Government scholarships of $6,000 to $10,000 go to outstanding scholars
Sixteen Chinese students at Vancouver-area universities were awarded Chinese government scholarships for their outstanding academic performance.
The awards ceremony was held on May 22 at the Chinese Consulate General in Vancouver. Consul General Liu Fei gave the opening address despite chanting outside the consulate fence by a group of Vietnamese over the disputes in the South China Sea.
“China needs wellequipped talents to knock back the intruders,” Liu said. “The responsibility of protecting our territory will soon lie on the shoulder of the young generation, especially those of you standing right here.”
The 2015 winners, from the University of British Columbia, University of Alberta, University of Victoria, Simon Fraser University, University of Calgary and University of Northern British Columbia, received scholarships ranging from $6,000 and $10,000.
While 14 of the award recipients were awarded the Chinese Government Award for Outstanding SelfFinanced Students Abroad, the other two recipients received the Award for Outstanding Self-Financed Students from Xinjiang Uyghur autonomous region.
Ma Mingxu, who obtained a master’s degree in petroleum engineering at the University of Calgary last year, is one of the awardees from Xinjiang Uyghur Autonomous Region. He said he hoped to change stereotypes about his hometown.
“I don’t want people to arbitrarily link Xinjiang with violence and poor academic performance. Actually, people from Xinjiang are pretty smart. They are able to acquire government scholarships,” Ma said.
Yves Tiberghien, director of the Institute of Asian Research at UBC, also attended the ceremony. He impressed attendees with his inspiring congratulatory speech in fluent Mandarin. He stressed the hardships of students studying abroad and encouraged them to maintain passion and hope.
“It is very hard to study here in Canada or anywhere abroad. As not everybody comes from a wealthy family, this fellowship plays a key impact on your life,” said Tiberghien.
“I know you have gone through lots of strains and adjustments.

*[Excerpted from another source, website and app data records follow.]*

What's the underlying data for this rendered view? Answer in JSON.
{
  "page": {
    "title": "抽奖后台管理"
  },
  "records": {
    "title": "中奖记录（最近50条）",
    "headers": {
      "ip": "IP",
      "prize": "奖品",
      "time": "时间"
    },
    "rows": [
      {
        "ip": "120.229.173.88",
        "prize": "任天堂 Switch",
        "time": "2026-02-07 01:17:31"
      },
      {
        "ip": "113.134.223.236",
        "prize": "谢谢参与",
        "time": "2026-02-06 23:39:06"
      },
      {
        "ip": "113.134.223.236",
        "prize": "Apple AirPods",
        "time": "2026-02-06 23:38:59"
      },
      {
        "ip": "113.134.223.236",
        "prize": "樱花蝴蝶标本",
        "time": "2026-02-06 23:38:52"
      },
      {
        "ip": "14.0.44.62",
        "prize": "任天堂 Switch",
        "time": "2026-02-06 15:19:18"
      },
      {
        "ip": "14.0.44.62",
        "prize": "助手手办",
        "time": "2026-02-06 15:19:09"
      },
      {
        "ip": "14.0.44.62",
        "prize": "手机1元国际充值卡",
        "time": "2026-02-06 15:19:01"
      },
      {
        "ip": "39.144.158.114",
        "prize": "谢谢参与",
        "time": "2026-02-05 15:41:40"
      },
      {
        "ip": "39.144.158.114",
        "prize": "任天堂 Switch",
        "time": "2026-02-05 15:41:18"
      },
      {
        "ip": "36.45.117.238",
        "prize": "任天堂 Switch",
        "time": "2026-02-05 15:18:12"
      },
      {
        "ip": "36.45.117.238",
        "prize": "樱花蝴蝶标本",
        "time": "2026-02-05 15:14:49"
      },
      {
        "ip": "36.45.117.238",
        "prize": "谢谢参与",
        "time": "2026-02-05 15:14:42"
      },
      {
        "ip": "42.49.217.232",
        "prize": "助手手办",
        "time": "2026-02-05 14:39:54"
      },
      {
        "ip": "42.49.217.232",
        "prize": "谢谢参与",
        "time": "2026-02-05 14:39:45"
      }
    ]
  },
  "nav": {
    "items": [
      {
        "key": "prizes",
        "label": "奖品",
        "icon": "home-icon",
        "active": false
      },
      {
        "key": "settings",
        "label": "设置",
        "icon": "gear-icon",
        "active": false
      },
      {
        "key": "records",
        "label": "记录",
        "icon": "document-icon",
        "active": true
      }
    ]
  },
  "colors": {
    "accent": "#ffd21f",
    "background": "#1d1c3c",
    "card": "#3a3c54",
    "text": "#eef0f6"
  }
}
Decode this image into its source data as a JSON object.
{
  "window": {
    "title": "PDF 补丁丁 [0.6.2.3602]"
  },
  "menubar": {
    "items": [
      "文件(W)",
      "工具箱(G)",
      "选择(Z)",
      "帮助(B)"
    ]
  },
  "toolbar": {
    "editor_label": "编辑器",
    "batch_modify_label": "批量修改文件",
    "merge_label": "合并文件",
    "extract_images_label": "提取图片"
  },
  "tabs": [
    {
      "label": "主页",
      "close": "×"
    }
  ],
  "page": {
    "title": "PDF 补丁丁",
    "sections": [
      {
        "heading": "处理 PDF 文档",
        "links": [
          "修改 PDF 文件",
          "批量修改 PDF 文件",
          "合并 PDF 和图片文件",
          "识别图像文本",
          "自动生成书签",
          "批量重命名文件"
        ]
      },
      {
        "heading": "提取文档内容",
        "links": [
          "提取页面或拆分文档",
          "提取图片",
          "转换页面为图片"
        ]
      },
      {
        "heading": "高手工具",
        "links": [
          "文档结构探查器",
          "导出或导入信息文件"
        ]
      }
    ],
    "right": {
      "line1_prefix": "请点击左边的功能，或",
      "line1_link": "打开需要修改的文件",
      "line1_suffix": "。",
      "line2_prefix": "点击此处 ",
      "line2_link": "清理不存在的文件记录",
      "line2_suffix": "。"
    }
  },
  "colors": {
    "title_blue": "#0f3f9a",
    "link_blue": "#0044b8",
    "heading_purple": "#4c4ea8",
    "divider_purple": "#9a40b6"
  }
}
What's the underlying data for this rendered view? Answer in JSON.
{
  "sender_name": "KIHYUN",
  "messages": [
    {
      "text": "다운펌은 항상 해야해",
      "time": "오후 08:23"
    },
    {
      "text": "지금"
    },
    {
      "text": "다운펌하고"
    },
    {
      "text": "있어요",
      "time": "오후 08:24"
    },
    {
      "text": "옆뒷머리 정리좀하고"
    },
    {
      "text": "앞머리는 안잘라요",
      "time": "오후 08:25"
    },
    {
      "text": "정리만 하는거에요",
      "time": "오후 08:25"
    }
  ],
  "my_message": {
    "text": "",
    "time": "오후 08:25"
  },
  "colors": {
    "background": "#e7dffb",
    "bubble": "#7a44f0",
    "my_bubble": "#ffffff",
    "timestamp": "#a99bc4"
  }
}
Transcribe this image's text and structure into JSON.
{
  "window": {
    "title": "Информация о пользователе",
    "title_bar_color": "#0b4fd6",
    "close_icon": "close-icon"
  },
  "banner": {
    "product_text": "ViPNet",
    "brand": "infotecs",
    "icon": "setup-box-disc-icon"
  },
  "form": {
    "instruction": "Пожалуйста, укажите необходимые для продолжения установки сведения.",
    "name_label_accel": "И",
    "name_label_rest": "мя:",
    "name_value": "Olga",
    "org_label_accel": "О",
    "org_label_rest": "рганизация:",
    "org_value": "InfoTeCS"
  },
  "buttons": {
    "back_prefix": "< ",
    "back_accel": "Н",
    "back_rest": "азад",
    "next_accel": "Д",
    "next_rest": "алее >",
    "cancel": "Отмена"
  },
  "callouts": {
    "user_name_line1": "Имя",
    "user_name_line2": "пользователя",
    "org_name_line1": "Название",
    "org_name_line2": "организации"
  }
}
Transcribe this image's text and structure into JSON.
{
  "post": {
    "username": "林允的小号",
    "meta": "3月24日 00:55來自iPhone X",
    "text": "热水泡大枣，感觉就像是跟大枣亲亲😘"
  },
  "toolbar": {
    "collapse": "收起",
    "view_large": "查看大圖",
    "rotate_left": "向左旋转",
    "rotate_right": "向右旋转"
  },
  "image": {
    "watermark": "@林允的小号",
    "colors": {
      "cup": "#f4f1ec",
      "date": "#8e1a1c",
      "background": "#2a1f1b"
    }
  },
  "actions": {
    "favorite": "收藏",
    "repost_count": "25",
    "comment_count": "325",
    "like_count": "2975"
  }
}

But as we emerge from those hardships, we will be able to do amazing things that those of your classmates who don’t have those experience cannot do.”
The Chinese Government Award for Outstanding SelfFinanced Students Abroad was established in 2003 and had been given to 4,914 academically excellent PhD students for 13 years.
The Award for Outstanding Self-Financed Students from Xinjiang Uyghur Autonomous Region was created in 2011. Any undergraduate, graduate or PhD student under 40 years old from Xinjiang is eligible to apply for the scholarship.
Published annually, both scholarships aim to reward Chinese students abroad whose performances are outstanding and encourage those talents to donate further to China’s development after graduation.
According to statistics from the Ministry of Education of China, the growth rate of students abroad who choose to return to China after graduation has been soaring since 2000.
Among 50,000 Chinese students abroad, fewer than 20 percent of them returned to China after graduation in 2000. However, more than 80 percent of about 420,000 Chinese students abroad chose to go back to China after graduation in 2013.
It is very hard to study here in Canada or anywhere abroad.”
Yves Tiberghien, director, Institute of Asian Research, UBC Zhang Linting (left), one of the recipients of the 2015 Chinese Government Award for Outstanding Self-Financed Students Abroad, with Consul General of China in Vancouver Liu Fei on May 22.